Carson and Johnson (both Journalism/Univ. of Arizona) have assembled a great many facts about Udall, who died in 1998, but facts alone don’t illuminate a life. Their narrative covers decades of recent political history without supplying the historical context and analysis necessary to make sense of the parade of information. As a result, it’s difficult to appreciate the magnitude of Udall’s many achievements, which range from his environmental legislation to his role in reforming the congressional seniority system. The authors’ lack of perspective is evident in their treatment of Udall’s ancestors, youth, and early adulthood, which are of marginal interest to anyone other than family members or Arizona history buffs yet occupy one-quarter of the book’s text. Carson and Johnson interject such profound personal events as Udall’s divorce and his second wife’s suicide into discussions of political events without warning or elaboration. Full chapters about Udall’s private life and sense of humor are tacked on towards the end but fail to flesh out this portrait. Instead, the congressman comes across as a self-centered, somewhat unsympathetic figure, which is clearly not the intention of the authors, who knew and respected him. Their subject would have been far better served had they focused exclusively on the key themes of his professional career.

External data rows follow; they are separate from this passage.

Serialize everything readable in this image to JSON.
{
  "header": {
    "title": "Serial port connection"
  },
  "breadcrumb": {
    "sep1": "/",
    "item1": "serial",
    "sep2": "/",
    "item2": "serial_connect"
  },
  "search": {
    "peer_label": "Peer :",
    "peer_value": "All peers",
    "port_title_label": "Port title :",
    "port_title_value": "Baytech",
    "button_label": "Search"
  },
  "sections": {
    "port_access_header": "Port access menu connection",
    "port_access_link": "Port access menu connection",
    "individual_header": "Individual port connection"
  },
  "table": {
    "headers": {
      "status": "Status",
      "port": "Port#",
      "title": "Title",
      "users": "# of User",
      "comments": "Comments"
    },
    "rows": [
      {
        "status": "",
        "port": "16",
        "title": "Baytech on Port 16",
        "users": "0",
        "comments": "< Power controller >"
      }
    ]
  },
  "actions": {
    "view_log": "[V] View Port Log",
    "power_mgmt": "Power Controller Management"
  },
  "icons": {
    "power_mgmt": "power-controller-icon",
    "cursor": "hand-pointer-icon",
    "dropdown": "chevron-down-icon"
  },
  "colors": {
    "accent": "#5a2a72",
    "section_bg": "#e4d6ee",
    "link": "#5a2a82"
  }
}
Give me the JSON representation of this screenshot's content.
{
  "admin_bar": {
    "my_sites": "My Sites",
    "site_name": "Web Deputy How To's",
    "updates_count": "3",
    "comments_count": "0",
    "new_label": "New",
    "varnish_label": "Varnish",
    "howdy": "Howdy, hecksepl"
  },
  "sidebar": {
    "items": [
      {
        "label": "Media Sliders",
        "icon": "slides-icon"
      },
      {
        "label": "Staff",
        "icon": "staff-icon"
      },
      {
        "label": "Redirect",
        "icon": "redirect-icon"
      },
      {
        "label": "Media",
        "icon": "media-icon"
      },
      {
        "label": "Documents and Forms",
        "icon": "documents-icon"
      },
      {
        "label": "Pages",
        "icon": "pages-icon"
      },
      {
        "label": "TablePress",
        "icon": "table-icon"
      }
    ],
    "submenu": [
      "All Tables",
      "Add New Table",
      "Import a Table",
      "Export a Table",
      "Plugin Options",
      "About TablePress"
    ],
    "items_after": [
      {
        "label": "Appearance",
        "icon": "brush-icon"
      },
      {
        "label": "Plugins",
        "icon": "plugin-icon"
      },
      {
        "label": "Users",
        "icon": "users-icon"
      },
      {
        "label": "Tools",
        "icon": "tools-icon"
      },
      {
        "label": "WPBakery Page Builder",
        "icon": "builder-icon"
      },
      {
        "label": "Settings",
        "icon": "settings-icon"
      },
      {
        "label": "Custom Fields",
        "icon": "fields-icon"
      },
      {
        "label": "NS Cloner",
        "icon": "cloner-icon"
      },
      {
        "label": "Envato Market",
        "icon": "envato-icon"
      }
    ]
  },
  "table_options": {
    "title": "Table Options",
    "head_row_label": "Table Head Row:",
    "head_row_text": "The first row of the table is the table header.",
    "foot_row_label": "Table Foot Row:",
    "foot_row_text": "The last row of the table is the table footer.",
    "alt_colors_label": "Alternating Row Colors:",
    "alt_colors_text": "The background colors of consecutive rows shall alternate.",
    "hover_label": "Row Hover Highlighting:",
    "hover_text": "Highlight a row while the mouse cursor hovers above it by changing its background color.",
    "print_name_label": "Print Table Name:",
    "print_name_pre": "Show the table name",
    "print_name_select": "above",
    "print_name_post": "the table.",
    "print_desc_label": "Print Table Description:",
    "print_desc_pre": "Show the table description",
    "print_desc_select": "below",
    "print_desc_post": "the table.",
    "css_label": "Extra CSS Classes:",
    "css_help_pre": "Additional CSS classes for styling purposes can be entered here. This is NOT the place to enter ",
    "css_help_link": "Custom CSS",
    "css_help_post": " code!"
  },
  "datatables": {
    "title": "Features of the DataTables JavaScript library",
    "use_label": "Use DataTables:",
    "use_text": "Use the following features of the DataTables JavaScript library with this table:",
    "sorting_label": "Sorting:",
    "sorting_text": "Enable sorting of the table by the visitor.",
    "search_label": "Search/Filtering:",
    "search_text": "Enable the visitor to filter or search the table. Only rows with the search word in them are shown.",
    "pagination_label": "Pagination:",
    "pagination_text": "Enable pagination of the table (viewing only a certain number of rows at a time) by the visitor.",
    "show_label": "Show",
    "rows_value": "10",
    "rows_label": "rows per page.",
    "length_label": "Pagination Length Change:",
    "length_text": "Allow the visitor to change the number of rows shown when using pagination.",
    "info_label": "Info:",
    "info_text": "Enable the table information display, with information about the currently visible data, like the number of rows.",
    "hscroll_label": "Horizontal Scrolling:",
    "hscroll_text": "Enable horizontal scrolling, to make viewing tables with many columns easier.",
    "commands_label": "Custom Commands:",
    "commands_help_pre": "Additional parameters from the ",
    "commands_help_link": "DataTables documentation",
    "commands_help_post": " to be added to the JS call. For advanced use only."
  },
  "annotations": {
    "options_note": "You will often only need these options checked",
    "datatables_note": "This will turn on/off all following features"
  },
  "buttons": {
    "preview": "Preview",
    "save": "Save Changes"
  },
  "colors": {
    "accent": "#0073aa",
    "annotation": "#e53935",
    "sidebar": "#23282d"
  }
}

The publisher no doubt hoped to preserve the legacy of one of the university’s best-known alumni, but this unfocused effort is simply not adequate for that purpose. (16 halftones, not seen)